Our delta H (enthalpy) value is in joules or kilojoules, and multiplying our entropy value times the temperature of the reaction will give us a value in joules as well. So, we can see that our Gibbs free energy is definitely in terms of energy.

Now we know we've derived an energy term, we can see conceptually that we're subtracting the entropy of the reaction (the energy that is the disorder or loss) from the enthalpy (the total heat of the reaction). This means that we're essentially subtracting the "lost" energy from the total, leaving us with an energy term that can be used for getting the "free energy" or the energy left to do work. That's what it means when use the term free energy, since it's a function to find just how much useful energy we have.

Posted: **Mon Feb 18, 2019 4:40 pm**

Since gibbs free energy is a measure of spontaneity and based on delta h and delta s, if delta h is really low (such as an exothermic reaction) it is more likely to be spontaneous and if delta s is really high (more likely to become disordered) with a high temperature it is more likely to be spontaneous.

Posted: **Tue Feb 19, 2019 1:02 am**

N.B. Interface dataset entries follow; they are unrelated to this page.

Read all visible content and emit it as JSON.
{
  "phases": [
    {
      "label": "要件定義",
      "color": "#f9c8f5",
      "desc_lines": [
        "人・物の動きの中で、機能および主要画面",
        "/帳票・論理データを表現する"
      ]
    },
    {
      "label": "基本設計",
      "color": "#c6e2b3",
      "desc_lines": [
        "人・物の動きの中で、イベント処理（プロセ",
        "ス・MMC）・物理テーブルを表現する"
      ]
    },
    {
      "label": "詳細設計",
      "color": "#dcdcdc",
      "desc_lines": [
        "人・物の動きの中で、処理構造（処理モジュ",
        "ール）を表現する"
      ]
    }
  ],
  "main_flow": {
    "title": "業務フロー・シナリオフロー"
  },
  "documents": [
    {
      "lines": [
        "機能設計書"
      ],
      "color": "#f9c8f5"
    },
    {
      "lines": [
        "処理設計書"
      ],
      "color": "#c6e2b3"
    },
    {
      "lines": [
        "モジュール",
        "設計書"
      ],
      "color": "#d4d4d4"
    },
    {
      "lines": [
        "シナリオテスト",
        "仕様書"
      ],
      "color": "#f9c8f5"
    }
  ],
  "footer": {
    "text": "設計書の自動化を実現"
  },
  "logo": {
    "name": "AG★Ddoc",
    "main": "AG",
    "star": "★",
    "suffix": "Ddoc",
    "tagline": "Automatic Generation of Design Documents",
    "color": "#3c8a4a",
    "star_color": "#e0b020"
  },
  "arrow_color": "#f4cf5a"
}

Gibbs free energy is the energy available to do work. I think it means that this energy is able to be used up in a reaction and is not wasted as heat.